presentations I asked teachers to make about how they differentiated instruction in their classrooms. It came as no surprise that technology played a huge role in each of these teachers attempts to engage students and to personalize instruction for them. Jennifer, in particular, demonstrated how students could choose to be assessed in her science classes using a variety of technology options. She showed us an example of an animation some of her students worked on to demonstrate genetic bonding.

Differentiating Instruction
Greg showed us how some of his students chose

to complete some on-line modules rather than going through the teacher-presented units in his Science 10 classes. The Flipped Classroom is an entity also put forward by John Kuglin and Dion, one of our high school physics teachers, gave us a glimpse into his virtual classroom and how he was able to spend more quality time with his students as a result of the work his students were doing on their own time. He could spend one-on-one time with students who were struggling or who were wanting to move forward more quickly.

Differentiating Instruction
Finally, Johann gave us snippets of innovative

differentiating practices throughout our district. For two years she was involved in a digital literacy residency project in many of our high schools. She was able to show us what many teachers were doing to profile their students (get to know them better) and consequently how they were tailoring their programs to the individual needs of students.

Mass Production to Mass Customization

Just before getting in to what school

administrations were doing to support differentiated instruction and innovation in classrooms, I used some of Bea MacGarveys ideas gleaned from her webinar. The following slides take a quick look at the history of education in terms of the Industrial Model and show why we need to move to a more Customized Model of education.

The Industrial Model

This slide originally had an animation where the text moved over to the other side upon click.

The Experience

The Experience

The experience is an anecdote

shared with us be Bea MacGarvey in her January webinar. It very clearly points out how many .coms have really understood the psyche of todays youth in particular and have learned how to build profiles of individuals so that they can then take advantage of that in their marketing schemes. MacGarvey challenges educators to look at this experience and to see what lessons it has to teach us about getting to know what makes our students tick and thereby allowing us to individualize learning opportunities.

Programming Innovation
The following slides represent 4 schools and what
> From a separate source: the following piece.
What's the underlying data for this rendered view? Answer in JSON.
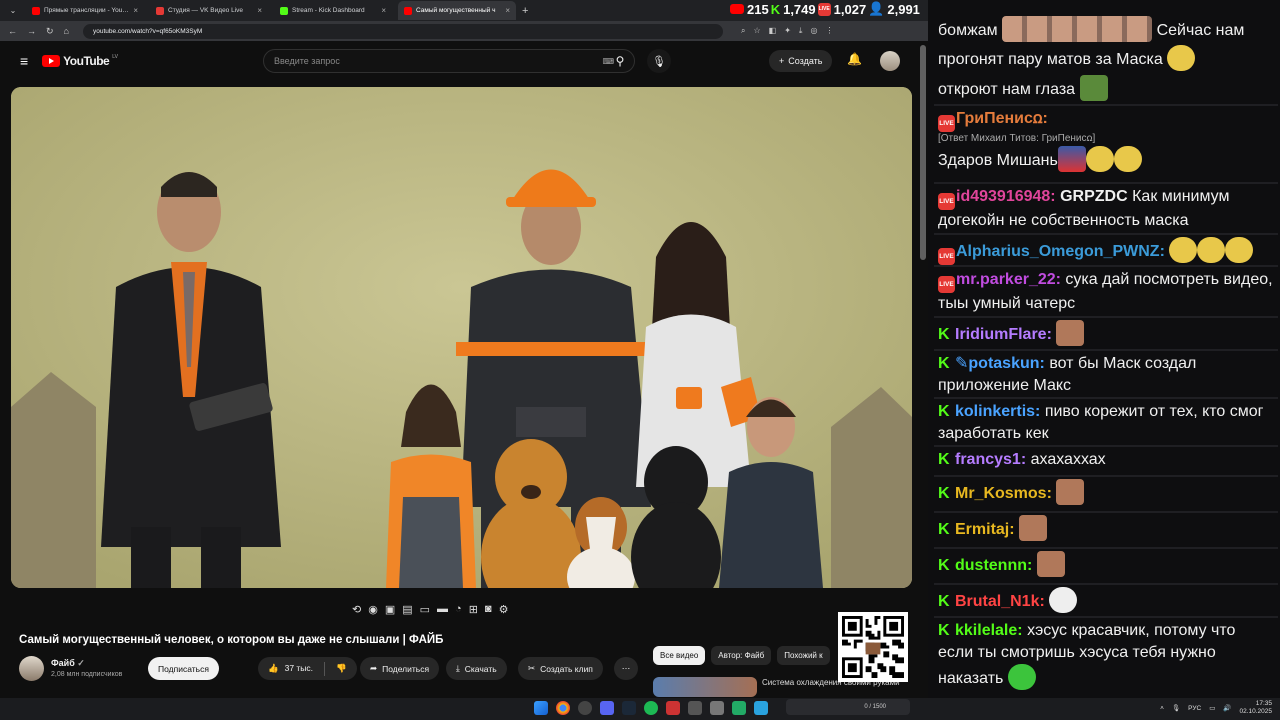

they are doing in a big-picture way to create environments conducive to differentiating instruction and to thereby engage students. Each of the schools has approached this task in a very unique way.

This school has introduced flex-blocks, allowing its students to be in charge of their own learning for at least 70 minutes each day from Monday to Thursday.

This school has adopted Personalized Self-Directed Learning as its primary education delivery model first looked at by J. Lloyd Trump in his seminal work, A School for Everyone. You can also see that technology is pervasive.

This conglomeration of schools meets the needs of its clientele in very individualized ways. This is a necessity based on the eclectic and alternative nature of its students (from unwed mothers to drug abusers).

This school will open its doors for the first time in Sept. 2012. Consequently they have the perfect opportunity to customize their learning environment to take advantage of the 21st Century Learner. They have included flex-time in their timetabling and have conducted a lot of student surveys about what they would like to see in their school.